Work request:
Look through the data that follows and say how many of its lines contain "video", giving the number only.

(Working data Opens)

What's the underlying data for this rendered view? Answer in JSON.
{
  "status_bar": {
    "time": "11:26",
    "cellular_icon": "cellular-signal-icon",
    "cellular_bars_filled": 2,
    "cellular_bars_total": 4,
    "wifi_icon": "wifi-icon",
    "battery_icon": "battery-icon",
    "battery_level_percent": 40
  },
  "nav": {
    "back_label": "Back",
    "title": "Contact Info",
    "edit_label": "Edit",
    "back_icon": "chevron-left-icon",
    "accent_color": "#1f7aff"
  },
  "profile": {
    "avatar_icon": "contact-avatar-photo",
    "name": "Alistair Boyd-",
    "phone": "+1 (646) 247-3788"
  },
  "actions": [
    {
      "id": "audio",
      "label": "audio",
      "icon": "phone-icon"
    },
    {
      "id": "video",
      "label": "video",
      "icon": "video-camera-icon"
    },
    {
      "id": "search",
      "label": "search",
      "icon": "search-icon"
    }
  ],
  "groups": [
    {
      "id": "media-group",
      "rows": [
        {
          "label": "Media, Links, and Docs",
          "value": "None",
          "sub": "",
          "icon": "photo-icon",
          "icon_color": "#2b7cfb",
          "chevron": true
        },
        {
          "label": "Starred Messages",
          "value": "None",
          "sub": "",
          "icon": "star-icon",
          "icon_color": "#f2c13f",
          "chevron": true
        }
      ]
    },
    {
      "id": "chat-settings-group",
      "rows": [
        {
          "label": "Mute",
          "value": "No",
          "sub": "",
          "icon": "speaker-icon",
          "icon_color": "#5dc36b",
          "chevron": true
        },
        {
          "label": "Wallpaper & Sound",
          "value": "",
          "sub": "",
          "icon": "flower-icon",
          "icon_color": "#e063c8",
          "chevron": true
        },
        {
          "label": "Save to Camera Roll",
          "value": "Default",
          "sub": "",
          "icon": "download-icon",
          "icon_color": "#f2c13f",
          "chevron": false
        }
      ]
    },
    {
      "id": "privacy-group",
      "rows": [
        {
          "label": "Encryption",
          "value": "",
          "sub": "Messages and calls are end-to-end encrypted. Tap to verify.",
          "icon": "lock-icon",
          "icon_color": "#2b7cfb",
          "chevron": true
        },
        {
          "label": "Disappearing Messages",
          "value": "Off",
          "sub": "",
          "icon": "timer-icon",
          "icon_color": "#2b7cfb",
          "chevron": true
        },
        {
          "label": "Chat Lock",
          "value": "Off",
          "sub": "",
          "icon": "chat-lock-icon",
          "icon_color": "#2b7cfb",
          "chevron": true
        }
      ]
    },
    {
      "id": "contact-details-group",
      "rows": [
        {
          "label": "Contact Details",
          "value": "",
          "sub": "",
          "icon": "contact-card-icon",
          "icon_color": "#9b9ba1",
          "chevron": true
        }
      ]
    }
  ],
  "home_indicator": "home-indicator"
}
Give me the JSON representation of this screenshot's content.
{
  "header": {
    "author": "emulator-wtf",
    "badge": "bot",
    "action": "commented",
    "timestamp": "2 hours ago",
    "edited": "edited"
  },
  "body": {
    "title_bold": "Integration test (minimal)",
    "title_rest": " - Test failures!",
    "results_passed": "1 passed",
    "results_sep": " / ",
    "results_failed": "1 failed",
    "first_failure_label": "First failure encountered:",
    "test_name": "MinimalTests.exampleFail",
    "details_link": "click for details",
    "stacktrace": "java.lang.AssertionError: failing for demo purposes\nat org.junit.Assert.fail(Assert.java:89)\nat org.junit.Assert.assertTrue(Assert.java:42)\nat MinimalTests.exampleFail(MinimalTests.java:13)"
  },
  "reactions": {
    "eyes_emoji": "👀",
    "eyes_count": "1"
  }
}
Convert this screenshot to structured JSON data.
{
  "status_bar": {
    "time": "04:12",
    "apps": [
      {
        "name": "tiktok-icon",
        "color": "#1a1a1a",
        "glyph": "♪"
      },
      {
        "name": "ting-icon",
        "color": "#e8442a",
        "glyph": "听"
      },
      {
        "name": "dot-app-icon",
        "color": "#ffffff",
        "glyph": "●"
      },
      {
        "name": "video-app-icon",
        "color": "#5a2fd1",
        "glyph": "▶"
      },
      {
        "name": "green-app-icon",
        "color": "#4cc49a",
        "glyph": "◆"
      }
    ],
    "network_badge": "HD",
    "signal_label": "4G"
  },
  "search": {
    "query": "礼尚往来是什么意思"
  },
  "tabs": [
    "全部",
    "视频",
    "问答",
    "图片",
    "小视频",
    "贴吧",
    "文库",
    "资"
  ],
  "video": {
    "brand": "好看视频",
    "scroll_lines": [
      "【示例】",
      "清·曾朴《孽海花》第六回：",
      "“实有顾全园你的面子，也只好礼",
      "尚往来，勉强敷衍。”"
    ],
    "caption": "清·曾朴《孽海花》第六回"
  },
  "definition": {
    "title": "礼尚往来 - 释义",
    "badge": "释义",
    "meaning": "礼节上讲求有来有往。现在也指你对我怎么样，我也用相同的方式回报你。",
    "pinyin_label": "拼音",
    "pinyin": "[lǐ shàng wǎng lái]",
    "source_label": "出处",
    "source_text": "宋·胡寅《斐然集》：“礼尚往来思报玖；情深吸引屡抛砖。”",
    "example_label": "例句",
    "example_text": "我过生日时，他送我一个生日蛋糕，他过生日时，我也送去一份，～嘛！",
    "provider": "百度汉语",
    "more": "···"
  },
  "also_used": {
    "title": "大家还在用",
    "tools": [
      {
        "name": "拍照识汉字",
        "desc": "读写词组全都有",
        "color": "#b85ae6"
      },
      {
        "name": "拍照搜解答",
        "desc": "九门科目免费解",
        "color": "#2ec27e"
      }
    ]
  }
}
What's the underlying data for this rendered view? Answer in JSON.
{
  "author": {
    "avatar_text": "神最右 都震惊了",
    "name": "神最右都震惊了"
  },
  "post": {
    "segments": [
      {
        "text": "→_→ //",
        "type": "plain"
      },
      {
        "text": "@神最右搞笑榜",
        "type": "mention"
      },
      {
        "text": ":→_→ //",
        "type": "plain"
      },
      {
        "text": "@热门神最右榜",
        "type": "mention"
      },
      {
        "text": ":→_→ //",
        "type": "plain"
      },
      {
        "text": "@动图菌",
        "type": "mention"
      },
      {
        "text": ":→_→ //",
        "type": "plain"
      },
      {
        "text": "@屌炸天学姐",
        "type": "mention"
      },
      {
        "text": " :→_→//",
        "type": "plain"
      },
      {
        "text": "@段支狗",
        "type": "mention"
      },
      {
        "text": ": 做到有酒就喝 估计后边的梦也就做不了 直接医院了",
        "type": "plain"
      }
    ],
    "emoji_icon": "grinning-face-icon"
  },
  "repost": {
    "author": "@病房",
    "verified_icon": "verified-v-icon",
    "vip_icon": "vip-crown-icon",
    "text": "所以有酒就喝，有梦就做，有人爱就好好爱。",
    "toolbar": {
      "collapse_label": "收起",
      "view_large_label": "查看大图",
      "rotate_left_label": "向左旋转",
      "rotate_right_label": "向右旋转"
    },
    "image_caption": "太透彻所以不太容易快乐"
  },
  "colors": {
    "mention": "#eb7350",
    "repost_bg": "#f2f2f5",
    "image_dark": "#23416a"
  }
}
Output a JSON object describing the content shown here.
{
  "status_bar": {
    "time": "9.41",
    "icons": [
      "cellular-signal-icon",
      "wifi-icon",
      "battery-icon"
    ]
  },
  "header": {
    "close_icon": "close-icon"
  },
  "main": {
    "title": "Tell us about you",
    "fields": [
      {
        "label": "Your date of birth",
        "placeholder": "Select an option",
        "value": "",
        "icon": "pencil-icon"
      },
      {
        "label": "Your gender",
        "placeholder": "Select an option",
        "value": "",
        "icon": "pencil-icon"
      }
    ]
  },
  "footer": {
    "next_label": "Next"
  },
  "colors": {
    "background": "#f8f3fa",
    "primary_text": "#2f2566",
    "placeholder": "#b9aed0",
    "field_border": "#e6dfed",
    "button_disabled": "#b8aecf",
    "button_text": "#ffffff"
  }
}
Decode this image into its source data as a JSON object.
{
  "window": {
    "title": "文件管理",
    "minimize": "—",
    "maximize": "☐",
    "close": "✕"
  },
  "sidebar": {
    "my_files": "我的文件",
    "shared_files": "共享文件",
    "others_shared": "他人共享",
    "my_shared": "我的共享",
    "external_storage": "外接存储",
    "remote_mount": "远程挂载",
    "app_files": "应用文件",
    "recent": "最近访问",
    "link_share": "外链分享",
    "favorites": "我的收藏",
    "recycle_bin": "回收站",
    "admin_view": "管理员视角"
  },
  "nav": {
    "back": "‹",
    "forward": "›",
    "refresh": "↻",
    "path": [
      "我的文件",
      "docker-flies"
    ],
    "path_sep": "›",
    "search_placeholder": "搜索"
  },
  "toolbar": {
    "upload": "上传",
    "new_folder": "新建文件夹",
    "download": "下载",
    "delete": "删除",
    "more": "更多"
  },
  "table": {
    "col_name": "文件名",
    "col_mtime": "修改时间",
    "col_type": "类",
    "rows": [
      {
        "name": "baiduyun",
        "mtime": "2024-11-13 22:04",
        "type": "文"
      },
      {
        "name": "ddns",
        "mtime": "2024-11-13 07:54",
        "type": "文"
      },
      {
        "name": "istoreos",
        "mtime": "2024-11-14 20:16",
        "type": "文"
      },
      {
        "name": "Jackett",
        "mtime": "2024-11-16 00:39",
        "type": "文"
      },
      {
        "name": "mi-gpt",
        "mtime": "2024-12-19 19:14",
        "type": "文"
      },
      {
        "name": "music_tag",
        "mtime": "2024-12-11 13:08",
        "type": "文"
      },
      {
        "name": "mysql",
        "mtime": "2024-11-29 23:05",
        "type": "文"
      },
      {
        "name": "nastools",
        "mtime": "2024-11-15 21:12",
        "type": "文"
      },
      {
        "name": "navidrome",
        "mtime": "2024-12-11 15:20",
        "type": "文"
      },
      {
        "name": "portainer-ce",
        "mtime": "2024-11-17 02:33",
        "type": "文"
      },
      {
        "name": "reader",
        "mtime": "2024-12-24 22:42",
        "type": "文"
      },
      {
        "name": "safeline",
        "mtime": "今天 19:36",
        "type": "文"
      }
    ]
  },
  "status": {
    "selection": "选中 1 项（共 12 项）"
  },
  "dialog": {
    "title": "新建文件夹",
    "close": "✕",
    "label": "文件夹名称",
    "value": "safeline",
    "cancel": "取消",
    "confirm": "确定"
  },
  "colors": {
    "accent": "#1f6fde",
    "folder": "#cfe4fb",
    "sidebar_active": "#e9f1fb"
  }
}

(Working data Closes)

Response below:
5